  6. Thorstein says:

    Barry, what’s your criticism?

    Maybe I can address it.

    I work on a hft market-making fx desk. Our group is supposedly the largest (measured by volume) prop-shop market-maker in fx at several exchanges. We do thousands of trades every day. I’d guess we probably trade about $8-10 billion in spot/day, which doesn’t seem huge to me, though during the Greek currency crisis (last May or June?) our volume almost tripled, which did seem huge. Since startup 6 years ago, our volume has probably tripled, but so has the volume in the FX market taken as a whole. And it looks to me like more trading (market-making) capacity could still be added, especially in the non-major currencies & products.

    I’m just a clerk, not the programmer/trader, so I don’t know how all of the algos work. But I monitor 8 hours of their market-making, so I’ve got some rough ideas about where our risks lie: the usual suspects: power-outages, network outages, bad code, counterparty default, etc.

    Where do you see the risks?

  7. zola says:

    So increasingly, these programs will be run automatically or by someone who just knows how to run the programs and if they get hacked a great deal of damage will be done before anyone clues into the fact that there’s a problem?

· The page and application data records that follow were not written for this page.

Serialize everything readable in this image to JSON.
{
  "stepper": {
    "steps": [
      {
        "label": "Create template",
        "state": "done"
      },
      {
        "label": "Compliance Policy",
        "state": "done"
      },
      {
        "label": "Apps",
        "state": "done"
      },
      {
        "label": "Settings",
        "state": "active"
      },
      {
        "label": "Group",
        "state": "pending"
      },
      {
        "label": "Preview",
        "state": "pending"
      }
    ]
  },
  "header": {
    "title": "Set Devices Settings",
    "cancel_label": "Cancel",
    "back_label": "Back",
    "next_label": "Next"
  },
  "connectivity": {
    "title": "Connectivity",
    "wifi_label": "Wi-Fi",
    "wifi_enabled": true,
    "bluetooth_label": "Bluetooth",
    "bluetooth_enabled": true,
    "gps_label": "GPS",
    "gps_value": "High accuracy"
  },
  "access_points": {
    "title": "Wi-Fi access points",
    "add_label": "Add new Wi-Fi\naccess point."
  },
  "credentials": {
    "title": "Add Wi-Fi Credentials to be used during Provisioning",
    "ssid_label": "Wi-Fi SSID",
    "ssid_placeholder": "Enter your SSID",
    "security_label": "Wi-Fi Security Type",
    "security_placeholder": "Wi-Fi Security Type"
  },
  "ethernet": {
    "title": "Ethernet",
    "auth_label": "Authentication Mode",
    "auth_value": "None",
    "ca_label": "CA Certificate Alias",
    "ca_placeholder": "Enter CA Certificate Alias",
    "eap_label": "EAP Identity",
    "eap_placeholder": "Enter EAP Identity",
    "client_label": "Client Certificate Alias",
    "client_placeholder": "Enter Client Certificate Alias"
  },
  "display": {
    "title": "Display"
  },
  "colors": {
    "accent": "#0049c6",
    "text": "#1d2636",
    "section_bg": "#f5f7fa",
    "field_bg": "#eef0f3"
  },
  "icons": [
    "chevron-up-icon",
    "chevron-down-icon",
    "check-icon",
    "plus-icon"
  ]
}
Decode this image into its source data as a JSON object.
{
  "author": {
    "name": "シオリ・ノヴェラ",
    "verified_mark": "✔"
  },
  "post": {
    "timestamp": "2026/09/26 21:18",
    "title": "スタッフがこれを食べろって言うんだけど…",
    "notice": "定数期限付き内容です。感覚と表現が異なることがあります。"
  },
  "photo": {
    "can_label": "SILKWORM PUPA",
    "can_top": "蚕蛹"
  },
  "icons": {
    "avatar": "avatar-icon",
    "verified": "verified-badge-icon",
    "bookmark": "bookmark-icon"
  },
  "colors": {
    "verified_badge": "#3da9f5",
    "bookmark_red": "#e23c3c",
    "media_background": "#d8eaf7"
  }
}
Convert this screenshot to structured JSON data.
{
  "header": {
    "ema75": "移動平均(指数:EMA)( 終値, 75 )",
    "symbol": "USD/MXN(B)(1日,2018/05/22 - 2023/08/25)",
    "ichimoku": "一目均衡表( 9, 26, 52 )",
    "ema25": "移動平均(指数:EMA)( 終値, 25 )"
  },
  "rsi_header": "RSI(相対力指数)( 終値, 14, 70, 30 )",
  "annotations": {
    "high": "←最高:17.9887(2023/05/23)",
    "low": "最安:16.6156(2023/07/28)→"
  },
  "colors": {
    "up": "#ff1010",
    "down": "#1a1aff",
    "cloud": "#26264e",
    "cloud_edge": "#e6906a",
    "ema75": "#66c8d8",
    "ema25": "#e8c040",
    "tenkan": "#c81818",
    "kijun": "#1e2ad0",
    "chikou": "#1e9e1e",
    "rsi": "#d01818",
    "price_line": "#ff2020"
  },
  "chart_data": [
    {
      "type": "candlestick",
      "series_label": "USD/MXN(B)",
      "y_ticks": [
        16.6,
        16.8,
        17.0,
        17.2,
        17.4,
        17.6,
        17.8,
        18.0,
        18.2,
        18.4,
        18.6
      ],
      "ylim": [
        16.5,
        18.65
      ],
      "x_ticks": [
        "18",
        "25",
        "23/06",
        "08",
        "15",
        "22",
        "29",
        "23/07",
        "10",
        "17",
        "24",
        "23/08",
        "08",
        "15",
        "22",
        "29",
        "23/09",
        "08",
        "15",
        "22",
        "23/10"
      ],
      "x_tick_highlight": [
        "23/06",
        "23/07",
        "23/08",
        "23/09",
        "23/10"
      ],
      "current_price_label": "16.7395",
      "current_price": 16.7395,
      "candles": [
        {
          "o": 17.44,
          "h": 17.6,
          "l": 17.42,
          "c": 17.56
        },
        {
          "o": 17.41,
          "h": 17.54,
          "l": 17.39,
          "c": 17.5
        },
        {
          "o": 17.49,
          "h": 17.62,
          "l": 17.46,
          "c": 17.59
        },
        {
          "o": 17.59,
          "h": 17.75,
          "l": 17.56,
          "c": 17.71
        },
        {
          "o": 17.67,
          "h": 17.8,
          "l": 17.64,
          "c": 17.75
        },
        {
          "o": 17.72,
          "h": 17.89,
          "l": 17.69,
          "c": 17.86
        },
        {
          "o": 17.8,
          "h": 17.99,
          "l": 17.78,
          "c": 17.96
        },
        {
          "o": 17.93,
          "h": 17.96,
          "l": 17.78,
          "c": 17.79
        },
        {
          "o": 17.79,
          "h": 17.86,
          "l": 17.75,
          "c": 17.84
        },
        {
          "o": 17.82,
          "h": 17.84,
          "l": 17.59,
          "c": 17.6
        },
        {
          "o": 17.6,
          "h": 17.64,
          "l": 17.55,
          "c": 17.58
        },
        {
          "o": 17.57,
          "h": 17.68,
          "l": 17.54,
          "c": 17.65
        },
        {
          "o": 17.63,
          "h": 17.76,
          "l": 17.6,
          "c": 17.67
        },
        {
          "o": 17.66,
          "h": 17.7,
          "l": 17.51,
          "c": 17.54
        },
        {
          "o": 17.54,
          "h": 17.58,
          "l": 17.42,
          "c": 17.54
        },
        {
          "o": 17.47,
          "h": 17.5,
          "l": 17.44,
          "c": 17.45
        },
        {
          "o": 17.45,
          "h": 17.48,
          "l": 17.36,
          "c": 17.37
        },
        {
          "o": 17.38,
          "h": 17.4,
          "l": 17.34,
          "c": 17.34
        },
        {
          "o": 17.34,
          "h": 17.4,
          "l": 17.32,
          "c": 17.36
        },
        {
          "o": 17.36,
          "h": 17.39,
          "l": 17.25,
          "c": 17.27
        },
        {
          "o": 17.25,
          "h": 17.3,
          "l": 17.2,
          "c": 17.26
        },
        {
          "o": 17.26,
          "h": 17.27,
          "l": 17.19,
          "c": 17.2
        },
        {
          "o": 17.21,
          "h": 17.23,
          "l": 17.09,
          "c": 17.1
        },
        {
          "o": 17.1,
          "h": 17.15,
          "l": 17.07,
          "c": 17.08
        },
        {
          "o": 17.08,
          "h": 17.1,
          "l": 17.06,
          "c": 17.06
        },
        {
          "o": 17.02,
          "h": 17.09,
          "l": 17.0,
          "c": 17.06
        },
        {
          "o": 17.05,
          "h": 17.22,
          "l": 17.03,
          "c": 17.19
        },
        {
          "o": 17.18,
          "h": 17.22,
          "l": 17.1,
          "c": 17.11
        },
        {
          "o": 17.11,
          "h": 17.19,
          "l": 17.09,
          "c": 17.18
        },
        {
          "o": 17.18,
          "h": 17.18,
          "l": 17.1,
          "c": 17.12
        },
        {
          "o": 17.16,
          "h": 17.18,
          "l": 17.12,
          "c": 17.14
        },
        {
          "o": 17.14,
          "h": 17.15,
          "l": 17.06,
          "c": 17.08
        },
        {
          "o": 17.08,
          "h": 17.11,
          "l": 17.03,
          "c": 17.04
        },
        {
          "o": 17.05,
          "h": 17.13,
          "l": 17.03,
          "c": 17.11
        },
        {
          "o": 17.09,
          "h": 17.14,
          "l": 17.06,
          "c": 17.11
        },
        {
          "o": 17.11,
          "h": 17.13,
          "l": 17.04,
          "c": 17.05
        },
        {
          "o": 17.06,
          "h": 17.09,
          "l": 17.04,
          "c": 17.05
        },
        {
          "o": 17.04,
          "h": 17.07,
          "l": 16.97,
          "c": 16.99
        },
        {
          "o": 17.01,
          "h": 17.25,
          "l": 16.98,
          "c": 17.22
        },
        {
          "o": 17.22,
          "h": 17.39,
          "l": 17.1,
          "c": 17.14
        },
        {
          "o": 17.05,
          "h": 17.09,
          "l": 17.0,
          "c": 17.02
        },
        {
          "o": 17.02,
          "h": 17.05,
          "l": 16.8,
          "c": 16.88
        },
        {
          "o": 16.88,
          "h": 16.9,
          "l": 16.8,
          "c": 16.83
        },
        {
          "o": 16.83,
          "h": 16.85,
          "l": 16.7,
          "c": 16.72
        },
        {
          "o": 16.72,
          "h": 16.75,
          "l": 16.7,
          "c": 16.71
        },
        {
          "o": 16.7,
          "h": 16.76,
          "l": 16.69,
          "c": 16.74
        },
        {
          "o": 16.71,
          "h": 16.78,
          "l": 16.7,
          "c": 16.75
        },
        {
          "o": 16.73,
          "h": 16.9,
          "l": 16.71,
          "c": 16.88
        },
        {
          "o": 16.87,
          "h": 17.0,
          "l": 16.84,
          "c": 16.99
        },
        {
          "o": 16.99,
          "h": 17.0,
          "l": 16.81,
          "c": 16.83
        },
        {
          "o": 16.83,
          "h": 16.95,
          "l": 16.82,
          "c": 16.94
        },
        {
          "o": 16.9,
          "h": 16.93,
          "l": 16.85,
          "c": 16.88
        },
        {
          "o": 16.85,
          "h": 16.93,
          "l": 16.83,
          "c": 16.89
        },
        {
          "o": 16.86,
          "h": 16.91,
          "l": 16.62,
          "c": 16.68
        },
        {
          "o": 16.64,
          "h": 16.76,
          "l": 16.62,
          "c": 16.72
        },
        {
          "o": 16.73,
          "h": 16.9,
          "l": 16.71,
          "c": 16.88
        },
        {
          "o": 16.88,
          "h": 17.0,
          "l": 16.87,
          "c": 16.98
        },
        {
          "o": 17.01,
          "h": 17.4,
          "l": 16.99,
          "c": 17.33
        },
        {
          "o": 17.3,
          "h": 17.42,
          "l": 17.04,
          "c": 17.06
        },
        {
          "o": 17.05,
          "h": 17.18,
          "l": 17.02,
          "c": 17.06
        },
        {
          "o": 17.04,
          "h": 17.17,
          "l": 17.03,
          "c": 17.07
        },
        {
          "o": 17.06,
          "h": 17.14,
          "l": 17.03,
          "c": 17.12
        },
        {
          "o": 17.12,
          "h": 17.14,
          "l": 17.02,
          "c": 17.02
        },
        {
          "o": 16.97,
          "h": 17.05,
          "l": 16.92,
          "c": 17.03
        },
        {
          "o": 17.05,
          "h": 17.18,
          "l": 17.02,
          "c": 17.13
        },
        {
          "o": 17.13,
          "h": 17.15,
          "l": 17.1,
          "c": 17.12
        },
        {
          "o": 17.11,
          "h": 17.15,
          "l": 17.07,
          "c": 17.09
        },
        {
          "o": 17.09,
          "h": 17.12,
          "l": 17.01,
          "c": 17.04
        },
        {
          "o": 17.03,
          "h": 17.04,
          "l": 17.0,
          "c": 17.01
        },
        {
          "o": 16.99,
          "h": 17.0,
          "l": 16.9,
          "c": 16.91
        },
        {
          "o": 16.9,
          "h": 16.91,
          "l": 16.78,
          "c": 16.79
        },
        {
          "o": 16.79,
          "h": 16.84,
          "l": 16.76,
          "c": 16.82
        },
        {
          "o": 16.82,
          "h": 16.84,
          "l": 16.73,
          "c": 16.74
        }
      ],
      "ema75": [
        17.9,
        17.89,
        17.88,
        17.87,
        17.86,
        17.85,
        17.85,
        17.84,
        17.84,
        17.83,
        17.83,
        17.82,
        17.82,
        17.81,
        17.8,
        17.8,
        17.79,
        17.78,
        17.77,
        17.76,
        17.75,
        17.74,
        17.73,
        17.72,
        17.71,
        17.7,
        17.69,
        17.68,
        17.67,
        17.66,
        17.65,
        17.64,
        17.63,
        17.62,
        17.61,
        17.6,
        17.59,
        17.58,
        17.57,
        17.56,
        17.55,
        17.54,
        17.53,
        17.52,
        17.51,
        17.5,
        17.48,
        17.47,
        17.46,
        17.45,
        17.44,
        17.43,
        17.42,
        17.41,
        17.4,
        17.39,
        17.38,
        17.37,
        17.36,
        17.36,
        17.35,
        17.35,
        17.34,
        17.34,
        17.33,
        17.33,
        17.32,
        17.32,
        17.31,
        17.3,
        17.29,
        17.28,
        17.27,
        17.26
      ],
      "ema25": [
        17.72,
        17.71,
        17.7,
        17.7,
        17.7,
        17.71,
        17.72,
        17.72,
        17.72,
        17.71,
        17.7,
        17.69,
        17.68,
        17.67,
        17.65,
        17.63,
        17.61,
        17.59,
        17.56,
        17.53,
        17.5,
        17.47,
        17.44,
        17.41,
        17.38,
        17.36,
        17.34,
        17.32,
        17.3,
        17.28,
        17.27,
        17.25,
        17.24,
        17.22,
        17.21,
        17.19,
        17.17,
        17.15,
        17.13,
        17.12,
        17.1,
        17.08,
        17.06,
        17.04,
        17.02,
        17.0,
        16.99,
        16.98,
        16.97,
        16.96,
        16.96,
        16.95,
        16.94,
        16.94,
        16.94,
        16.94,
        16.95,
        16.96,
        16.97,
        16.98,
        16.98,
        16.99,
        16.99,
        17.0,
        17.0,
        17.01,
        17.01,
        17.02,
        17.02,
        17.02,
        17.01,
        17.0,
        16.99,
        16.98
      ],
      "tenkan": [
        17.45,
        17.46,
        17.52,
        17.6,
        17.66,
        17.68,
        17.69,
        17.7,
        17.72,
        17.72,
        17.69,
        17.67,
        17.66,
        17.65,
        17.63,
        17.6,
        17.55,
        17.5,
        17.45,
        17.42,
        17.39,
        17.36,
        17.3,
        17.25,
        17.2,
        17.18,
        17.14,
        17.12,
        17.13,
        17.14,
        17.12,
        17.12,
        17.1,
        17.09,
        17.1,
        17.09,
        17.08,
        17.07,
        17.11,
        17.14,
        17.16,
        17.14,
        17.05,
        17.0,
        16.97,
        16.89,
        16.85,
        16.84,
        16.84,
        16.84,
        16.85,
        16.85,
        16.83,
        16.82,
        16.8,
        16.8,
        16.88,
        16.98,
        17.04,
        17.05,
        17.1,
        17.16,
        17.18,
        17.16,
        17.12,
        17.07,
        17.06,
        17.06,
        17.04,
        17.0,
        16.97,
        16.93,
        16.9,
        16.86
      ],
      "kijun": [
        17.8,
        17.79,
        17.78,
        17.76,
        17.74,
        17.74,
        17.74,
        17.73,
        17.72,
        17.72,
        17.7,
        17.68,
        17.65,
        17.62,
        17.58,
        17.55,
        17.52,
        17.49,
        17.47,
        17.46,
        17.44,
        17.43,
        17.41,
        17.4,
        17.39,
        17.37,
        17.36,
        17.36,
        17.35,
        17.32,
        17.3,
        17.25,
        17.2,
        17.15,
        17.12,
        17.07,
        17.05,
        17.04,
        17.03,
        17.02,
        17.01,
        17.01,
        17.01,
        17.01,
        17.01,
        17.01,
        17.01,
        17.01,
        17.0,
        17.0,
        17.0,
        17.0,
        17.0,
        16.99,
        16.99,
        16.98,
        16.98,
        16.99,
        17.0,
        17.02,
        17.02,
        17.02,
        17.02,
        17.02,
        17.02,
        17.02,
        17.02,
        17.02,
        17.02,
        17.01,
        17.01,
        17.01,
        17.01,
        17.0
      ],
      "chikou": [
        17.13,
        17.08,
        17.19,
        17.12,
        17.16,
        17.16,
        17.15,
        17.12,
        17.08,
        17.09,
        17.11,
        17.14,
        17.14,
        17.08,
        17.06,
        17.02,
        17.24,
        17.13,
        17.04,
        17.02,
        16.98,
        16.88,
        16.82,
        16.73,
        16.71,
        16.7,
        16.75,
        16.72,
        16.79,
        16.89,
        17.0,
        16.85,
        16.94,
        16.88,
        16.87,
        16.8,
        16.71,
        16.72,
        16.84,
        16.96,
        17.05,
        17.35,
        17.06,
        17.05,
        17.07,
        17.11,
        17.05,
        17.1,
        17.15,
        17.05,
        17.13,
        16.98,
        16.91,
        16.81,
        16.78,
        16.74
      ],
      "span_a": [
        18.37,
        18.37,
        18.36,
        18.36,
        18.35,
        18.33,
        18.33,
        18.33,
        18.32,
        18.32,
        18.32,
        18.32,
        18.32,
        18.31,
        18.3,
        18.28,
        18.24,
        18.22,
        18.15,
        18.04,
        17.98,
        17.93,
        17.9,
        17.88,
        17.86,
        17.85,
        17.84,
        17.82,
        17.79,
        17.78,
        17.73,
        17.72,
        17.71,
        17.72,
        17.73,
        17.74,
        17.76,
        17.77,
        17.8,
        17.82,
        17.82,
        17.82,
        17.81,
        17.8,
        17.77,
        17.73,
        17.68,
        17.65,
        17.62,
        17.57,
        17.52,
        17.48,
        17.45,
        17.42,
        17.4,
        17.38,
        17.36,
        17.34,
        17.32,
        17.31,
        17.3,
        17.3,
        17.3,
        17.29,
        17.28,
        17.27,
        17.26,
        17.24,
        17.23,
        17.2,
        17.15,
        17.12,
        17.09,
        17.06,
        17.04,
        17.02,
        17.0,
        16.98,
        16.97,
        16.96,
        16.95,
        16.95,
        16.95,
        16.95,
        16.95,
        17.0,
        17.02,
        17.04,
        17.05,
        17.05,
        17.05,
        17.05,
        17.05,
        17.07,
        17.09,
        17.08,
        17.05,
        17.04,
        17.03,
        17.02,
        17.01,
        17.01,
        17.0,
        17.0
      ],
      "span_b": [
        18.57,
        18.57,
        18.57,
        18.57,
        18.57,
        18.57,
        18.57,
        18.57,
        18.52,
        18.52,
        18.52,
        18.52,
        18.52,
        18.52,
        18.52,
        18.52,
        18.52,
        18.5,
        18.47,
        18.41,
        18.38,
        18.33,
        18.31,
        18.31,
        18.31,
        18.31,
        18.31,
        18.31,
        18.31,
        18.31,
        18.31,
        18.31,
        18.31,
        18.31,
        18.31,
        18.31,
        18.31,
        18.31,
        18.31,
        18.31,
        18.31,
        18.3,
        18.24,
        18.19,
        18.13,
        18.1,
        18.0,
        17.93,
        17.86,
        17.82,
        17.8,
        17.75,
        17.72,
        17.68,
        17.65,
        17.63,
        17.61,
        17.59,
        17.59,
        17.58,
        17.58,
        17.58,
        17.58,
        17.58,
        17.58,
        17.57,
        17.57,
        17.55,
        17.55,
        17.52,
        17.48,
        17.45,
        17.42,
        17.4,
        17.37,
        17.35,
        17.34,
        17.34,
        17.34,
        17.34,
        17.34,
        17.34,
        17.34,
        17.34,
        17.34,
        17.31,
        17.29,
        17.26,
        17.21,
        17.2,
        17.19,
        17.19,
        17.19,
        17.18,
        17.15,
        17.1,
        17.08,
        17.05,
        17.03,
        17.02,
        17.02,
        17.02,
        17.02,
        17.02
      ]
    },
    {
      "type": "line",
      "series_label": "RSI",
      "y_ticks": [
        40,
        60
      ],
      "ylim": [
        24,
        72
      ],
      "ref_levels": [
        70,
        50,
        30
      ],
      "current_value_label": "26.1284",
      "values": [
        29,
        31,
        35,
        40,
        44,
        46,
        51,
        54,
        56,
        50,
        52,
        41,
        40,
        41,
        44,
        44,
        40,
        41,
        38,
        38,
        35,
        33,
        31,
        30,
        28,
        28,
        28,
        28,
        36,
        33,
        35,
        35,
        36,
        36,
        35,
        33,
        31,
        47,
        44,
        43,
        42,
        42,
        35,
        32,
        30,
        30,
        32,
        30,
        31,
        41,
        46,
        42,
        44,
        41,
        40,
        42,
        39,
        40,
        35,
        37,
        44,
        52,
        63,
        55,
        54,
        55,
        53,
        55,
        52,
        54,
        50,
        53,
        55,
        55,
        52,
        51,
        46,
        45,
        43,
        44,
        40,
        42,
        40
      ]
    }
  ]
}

    Wow, that makes me feel secure.

  8. Thorstein,

    don’t sell yourself Short — w/: “…I’m just a clerk, not the programmer/trader…”

    see some of..

    http://search.yippy.com/search?query=Intro+to+ForEx+Algorithms&tb=sitesearch-all&v%3Aproject=clusty

    and, really, there’s loads more, freely, available..

    though, obviously, there’s a Caveat — If it’s freely available…
    ~~
    but, really, the structure(s) are similar — esp., if you want to come at it from “Bernie X”‘s POV..

    it isn’t, too, difficult to cull the gist (of the scene) — it, just, helps to be able to suspend *Belief …